Gigwise: Buff Medways at Dirty Water Club 25 July 03
The Buff Medways are brilliant. Maybe that is a rubbish way to begin a review about them but I had to say it. Surely you are thinking that there is now no reason to read on, as I will most likely spend the next few paragraphs unleashing slobbering platitudes about Mr Billy Childish et al and their inherent greatness. Well, you may be right, but at the same time I will describe to the best detail I can muster their performance at the Dirty Water Club in Tufnell Park, London and hopefully provide an insight into why I think they may be one of the greatest bands around. Please read on.
Billy Childish, singer/guitarist for the Buffs, is a bit of a legend. Not in the 'past their prime' anachronistic way many popular music 'legends' are. No, Mr childish has been producing consistently brilliant records since the late '70's with various music groups, the Milkshakes, thee Mighty Caesars, and thee Headcoats being some obvious examples. His collected discography spans hundreds of LP's and 45's, surely making him one of if not the most prolific musicians in rock n roll history. The common thread linking all of his former outfits is his intuitive ability to write a great tune, and his unflinching do it yourself ethic, shunning the financial rewards of the 'music biz' in favour of personal independence and creativity. His current combo, the Buff Medways, feature Billy and the rhythmic talents of Johnny Barker on bass and Wolf Howard on drums.

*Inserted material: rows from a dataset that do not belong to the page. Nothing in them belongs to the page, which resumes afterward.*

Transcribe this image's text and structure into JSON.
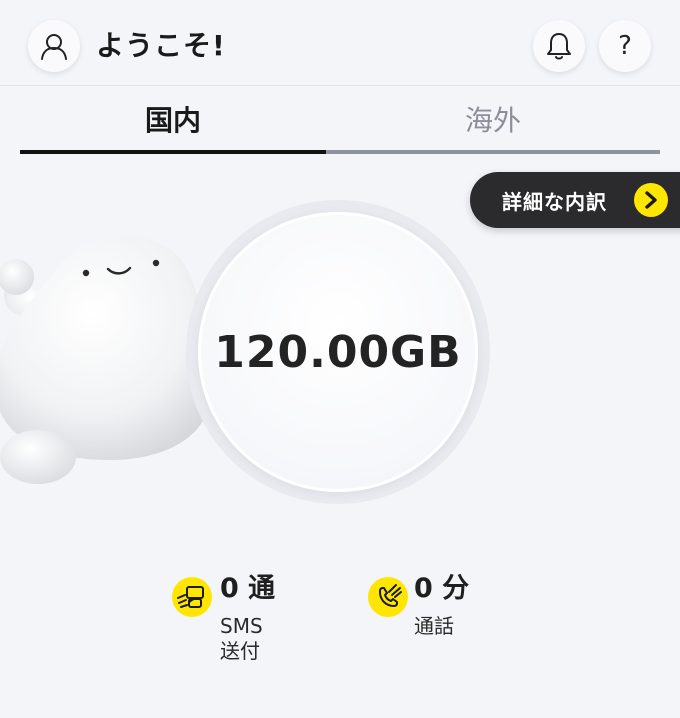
{
  "header": {
    "welcome": "ようこそ!",
    "help_label": "?",
    "icons": {
      "avatar": "user-outline-icon",
      "notifications": "bell-icon"
    }
  },
  "tabs": [
    {
      "label": "国内",
      "active": true
    },
    {
      "label": "海外",
      "active": false
    }
  ],
  "detail_button": {
    "label": "詳細な内訳",
    "icon": "chevron-right-icon"
  },
  "usage": {
    "amount": "120.00GB"
  },
  "stats": {
    "sms": {
      "value": "0 通",
      "label_line1": "SMS",
      "label_line2": "送付",
      "icon": "sms-bubble-icon"
    },
    "call": {
      "value": "0 分",
      "label": "通話",
      "icon": "phone-call-icon"
    }
  },
  "colors": {
    "accent": "#ffe600",
    "dark_pill": "#2b2b2d",
    "background": "#f4f5f9"
  }
}
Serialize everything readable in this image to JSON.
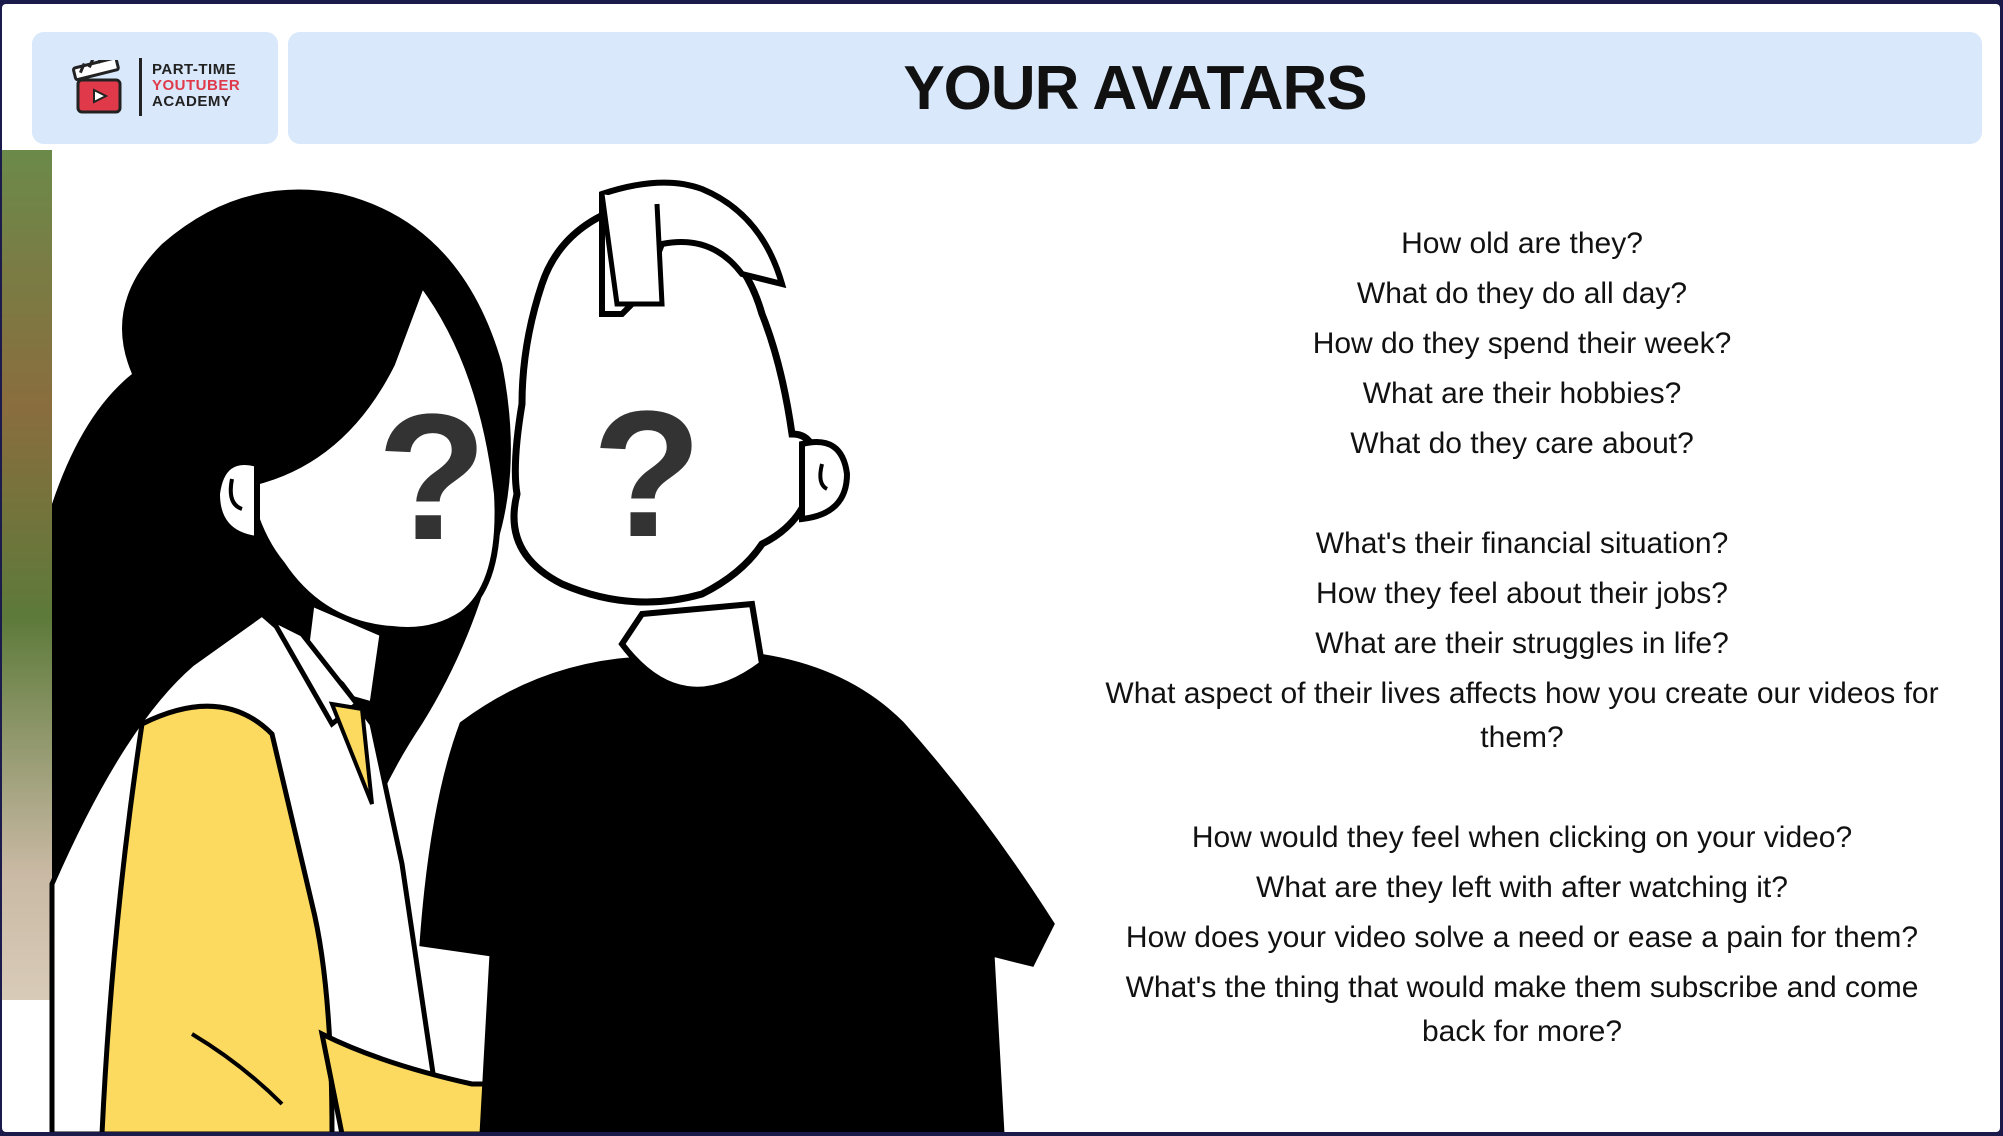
{
  "logo": {
    "line1": "PART-TIME",
    "line2": "YOUTUBER",
    "line3": "ACADEMY",
    "icon": "clapperboard-icon"
  },
  "title": "YOUR AVATARS",
  "illustration": {
    "mark_left": "?",
    "mark_right": "?"
  },
  "questions": {
    "group1": [
      "How old are they?",
      "What do they do all day?",
      "How do they spend their week?",
      "What are their hobbies?",
      "What do they care about?"
    ],
    "group2": [
      "What's their financial situation?",
      "How they feel about their jobs?",
      "What are their struggles in life?",
      "What aspect of their lives affects how you create our videos for them?"
    ],
    "group3": [
      "How would they feel when clicking on your video?",
      "What are they left with after watching it?",
      "How does your video solve a need or ease a pain for them?",
      "What's the thing that would make them subscribe and come back for more?"
    ]
  },
  "colors": {
    "header_bg": "#d9e8fa",
    "accent_yellow": "#fcd95f",
    "logo_red": "#e03a4a",
    "frame": "#1a1b4a"
  }
}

Combined, they create amazing stripped down rock n roll which proffers a tip of the hat to early Hendrix and the Who.
Appearing in their trademark military tunics flanked by their vintage Vox PA system, the Buff Medways are a visual treat as well as a sonic delight. They kick off the set with a slow, bluesy version of 'No Mercy' from their first LP 'This is This' (Vinyl Japan), which builds and simmers before the band kick the song into high gear. They proceed to follow it up with 40 minutes or so covering their releases so far, playing original songs from the first record and their second LP 'Steady the Buffs' (Transcopic), as well as previewing a number of new tunes from their upcoming LP '1914' (Transcopic). Particular highlights being 'Sally Sensation', 'Just Fifteen', and 'Strood Lights'. They manage a few covers as well, throwing down a blistering version of Hendrix's 'Fire', adding guitar riffs to a-cappella blues standard 'John the Revelator' and covering a part of the Who's earliest rock operas. Indeed, on 'Ivor' they manage to take the 'You Are Forgiven' segment of 'A Quick One' by the Who and outdo the original, placing their own stamp on one of Townsend's greatest numbers, fantastic stuff. The band has an undeniable charisma onstage, and the strength of the tunes and the Buffs delivery make it very difficult to avoid dancing around like a lunatic. Fortunately, the rest of the crowd was with me on that point otherwise I could've looked a bit foolish.
An important aspect of the Buff Medways/Billy Childish experience is the fact that they provide great music within the reach of the masses. They play at the Dirty Water club every few weeks, making it incredibly easy for those in the South East to see them play in a great environment. If you are a fan of good rock n roll, without pretensions, it's highly recommend that you go see them while you can. In an ideal world surely the Buffs would be huge, playing the mega-arenas, but then again that just isn't what they are about. Thank goodness for that.